_Task to complete_. Copy all lines below that use the word "text".
*** Provided material ***
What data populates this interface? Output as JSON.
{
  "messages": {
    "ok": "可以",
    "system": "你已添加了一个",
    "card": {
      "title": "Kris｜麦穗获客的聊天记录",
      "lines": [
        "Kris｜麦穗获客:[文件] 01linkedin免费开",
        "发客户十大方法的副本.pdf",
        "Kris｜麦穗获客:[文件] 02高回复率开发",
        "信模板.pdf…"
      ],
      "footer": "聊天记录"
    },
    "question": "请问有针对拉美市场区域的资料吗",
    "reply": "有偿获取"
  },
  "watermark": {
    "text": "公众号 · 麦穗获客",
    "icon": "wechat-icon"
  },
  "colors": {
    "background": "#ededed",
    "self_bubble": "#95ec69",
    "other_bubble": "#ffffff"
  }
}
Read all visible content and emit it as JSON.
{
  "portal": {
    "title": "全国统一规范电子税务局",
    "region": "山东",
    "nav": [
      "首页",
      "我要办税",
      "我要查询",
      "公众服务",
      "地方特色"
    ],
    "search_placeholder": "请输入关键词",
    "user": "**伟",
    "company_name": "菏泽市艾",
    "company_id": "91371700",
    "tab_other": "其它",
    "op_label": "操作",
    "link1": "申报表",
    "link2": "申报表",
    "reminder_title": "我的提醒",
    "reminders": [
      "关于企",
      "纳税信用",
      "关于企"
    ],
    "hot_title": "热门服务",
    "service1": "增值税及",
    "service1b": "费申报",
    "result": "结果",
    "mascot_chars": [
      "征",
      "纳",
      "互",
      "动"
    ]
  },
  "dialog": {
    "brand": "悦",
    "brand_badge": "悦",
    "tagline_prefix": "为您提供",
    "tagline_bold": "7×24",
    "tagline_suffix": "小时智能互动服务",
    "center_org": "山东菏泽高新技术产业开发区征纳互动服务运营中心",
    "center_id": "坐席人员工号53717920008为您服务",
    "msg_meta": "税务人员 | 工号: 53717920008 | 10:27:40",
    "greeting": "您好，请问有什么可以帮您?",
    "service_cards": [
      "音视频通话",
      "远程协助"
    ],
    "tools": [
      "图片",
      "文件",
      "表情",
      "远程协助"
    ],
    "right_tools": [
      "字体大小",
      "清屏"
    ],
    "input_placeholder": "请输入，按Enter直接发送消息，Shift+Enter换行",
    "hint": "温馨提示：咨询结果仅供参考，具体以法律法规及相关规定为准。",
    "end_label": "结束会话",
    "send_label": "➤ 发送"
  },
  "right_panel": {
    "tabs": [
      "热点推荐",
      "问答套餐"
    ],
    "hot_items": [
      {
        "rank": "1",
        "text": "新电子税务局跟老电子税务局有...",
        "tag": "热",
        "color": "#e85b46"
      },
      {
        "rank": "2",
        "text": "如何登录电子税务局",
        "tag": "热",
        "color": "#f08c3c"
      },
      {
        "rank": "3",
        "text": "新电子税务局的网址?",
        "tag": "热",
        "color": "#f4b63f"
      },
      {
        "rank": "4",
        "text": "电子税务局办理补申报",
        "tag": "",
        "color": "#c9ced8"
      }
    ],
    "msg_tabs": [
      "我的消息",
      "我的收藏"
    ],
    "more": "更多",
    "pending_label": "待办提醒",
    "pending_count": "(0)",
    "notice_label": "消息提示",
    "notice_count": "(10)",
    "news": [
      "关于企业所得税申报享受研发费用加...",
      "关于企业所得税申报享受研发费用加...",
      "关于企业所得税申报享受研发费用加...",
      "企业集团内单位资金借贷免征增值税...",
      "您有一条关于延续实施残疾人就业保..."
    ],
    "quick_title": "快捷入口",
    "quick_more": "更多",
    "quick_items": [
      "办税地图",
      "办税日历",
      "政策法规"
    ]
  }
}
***
_Answer below_.
    "text": "公众号 · 麦穗获客",
        "text": "新电子税务局跟老电子税务局有...",
        "text": "如何登录电子税务局",
        "text": "新电子税务局的网址?",
        "text": "电子税务局办理补申报",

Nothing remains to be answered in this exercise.